While still relatively rare, the rate of primary liver cancer has been increasing in recent decades, disproportionately affecting minority populations.
“Research has shown that Blacks and Hispanics are less likely to be diagnosed with liver cancer at an earlier stage, compared to whites,” says Dr. Sumera Ilyas, a Mayo Clinic gastroenterologist. “And that, in turn, means the odds of being eligible for potentially curative treatments are lower for these patients.”
These disparities are due to many potential reasons.
“These differences in diagnosis may be due to differences in access to primary or subspecialty health care. They may also be due to differences in surveillance,” explains Dr. Ilyas.

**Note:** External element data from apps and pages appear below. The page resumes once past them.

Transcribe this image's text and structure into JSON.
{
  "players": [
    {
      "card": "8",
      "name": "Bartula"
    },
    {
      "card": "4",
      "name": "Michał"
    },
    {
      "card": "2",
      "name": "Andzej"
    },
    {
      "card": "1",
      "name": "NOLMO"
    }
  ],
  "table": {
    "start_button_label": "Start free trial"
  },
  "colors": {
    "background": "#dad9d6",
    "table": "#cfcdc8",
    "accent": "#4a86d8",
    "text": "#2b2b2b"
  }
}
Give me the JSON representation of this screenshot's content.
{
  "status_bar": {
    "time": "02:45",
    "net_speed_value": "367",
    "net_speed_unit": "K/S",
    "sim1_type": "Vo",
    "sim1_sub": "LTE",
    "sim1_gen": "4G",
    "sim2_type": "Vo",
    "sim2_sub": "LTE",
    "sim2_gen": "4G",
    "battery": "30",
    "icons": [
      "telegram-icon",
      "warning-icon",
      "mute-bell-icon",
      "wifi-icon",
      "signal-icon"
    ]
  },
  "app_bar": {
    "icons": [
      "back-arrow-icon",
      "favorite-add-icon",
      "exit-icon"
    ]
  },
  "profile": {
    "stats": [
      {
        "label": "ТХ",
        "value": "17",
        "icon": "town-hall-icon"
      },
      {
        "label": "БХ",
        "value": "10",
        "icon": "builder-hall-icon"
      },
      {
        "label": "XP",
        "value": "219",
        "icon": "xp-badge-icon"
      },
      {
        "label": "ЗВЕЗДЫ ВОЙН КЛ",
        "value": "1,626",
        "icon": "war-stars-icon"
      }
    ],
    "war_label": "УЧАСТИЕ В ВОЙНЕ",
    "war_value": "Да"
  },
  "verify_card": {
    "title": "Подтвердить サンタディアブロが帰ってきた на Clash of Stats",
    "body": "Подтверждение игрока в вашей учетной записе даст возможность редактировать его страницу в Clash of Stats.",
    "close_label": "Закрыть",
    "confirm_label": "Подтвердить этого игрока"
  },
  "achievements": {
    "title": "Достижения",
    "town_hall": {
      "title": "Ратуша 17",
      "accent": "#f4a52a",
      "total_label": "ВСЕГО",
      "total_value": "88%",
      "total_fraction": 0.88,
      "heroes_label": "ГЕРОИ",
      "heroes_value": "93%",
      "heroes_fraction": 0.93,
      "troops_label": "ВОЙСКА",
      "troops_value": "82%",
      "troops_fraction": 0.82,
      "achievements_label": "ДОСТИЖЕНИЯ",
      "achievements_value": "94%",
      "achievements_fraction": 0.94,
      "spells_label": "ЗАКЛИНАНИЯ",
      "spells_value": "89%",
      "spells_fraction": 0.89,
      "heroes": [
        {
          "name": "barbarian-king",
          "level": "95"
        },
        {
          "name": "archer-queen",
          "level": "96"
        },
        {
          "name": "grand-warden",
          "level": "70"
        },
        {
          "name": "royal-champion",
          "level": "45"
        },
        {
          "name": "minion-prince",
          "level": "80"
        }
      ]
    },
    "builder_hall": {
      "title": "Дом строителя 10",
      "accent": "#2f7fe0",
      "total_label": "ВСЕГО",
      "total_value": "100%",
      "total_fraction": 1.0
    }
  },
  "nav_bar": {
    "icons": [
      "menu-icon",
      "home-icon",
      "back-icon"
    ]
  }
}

The National Cancer Institute estimates that more than 42,000 new cases of liver cancer will be diagnosed in 2021, representing 2.2% of all new cancer cases in the U.S.
The most common type of primary liver cancer is hepatocellular carcinoma. Other types of liver cancer, such as intrahepatic cholangiocarcinoma and hepatoblastoma, are much less common.
“The vast majority of liver cancers — over 90% — occur in patients who have a chronic liver disease,” says Dr. Ilyas. “Cirrhosis, or advanced scarring of the liver, is the strongest risk factor for hepatocellular carcinoma.”
Chronic infection with the hepatitis B or hepatitis C viruses also increases your risk of liver cancer.
A wide range of treatment options for primary liver cancer are available. Which treatment is used depends on the stage of the disease.
On the Mayo Clinic Q&A podcast, Dr. Ilyas discusses liver cancer diagnoses and treatment options, and the importance of prevention.
Watch: Dr. Ilyas discuss liver cancer.